Elizabeth Holmes is one person who might actually be relieved about the coronavirus pandemic. As a result of the virus, Homes — the founder of Theranos — is evading her trial date, which will be postponed until October 27, with the potential for it to be pushed to 2021 if necessary. That’s one way to put off a potential 20-year prison sentence.
Attorneys for Holmes filed a memo this week, according to CNBC, outlining the risks of conducting the high-profile trial amid the public health crisis. “The defence, jurors, and witnesses will all enter the courthouse through crowds of onlookers who have often approached and even touched counsel and the defendant during entry to the building,” Holmes’ lawyers wrote. They also noted that if anyone in the trial contracted the virus “the risk of a mistrial would be substantial.”
A judge agreed, saying, “We need to make sure the environment is safe for all parties, including the jury that’s called to hear the matter.” Her trial had originally been scheduled to begin in July.
Holmes became a media darling for being the youngest self-made woman billionaire in the U.S. The company she founded in 2003, Theranos, was worth $9 billion at one point, and promised to run hundreds of tests off of one or two drops of blood. They partnered with Walgreens and Safeway, who adopted those tests for hoards of people in the U.S. Holmes' star was quickly on the rise: she gave a TED Talk and was profiled in The New Yorker. And then, Wall Street Journal reporter John Carreyrou exposed the entire thing as a fraud.
It didn’t take long for everything to come crumbling down. Holmes and her partner, Ramesh “Sunny” Balwani were charged with fraud in March 2018, and indicted on nine counts of wire fraud and conspiracy to commit wire fraud. Each face a maximum sentence of 20 years if found guilty, though the two are being tried separately.

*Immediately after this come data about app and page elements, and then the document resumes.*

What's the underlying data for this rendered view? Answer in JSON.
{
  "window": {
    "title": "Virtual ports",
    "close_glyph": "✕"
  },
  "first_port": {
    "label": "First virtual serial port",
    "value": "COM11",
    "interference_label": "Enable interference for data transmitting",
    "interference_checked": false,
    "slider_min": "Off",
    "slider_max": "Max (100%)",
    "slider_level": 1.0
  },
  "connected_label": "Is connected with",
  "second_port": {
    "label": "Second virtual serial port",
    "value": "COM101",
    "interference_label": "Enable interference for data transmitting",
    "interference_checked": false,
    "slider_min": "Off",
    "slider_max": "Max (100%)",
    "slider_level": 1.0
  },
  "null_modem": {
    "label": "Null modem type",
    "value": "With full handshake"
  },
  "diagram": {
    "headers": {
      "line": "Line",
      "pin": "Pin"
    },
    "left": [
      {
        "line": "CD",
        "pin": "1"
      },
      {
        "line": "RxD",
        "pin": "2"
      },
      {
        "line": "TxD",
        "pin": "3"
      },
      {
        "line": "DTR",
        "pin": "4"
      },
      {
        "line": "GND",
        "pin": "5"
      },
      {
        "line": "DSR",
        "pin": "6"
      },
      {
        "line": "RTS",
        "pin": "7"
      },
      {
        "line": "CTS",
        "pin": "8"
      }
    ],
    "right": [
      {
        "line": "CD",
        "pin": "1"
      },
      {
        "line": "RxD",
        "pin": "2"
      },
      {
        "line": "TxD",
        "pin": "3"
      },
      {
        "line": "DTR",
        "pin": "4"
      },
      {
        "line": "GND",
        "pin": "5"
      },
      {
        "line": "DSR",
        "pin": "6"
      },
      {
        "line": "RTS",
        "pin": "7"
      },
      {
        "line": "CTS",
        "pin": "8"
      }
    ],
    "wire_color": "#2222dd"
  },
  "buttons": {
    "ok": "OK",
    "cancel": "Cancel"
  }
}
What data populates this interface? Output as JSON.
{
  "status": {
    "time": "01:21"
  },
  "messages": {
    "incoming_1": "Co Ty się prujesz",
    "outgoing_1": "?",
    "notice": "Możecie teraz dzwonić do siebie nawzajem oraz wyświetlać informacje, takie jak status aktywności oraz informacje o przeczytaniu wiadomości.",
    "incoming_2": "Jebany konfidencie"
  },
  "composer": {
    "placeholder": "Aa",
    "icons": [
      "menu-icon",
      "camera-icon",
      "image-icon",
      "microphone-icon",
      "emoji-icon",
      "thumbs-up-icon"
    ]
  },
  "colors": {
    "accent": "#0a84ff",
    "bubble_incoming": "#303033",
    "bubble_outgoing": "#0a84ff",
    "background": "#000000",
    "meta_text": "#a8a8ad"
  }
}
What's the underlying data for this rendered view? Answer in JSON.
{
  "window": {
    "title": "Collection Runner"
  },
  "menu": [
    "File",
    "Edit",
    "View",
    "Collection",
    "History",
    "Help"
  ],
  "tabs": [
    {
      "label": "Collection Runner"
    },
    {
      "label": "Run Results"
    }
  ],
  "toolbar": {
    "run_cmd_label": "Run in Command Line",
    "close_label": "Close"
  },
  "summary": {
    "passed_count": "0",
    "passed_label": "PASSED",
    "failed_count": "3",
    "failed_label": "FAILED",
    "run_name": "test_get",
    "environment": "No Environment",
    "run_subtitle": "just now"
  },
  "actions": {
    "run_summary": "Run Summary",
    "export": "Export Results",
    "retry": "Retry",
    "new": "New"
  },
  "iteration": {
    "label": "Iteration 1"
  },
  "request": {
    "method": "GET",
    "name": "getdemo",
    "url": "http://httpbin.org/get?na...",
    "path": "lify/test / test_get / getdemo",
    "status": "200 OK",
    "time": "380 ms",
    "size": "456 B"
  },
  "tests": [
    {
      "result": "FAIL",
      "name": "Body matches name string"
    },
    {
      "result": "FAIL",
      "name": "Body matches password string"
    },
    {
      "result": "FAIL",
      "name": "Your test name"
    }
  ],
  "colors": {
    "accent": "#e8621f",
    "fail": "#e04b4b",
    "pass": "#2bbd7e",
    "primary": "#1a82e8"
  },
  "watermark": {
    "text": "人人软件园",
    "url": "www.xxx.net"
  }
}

Public interest in the Holmes story was renewed last year with the release of the HBO documentary, The Inventor. But people have been eating her story up since her deception was revealed and there have been numerous books, podcasts, and films about Theranos and Holmes’ deception, and numerous stories about her fake voice or her Steve Jobs-esque uniform of black turtlenecks. For now, at least, the saga will continue — with a slight delay to prioritise public health.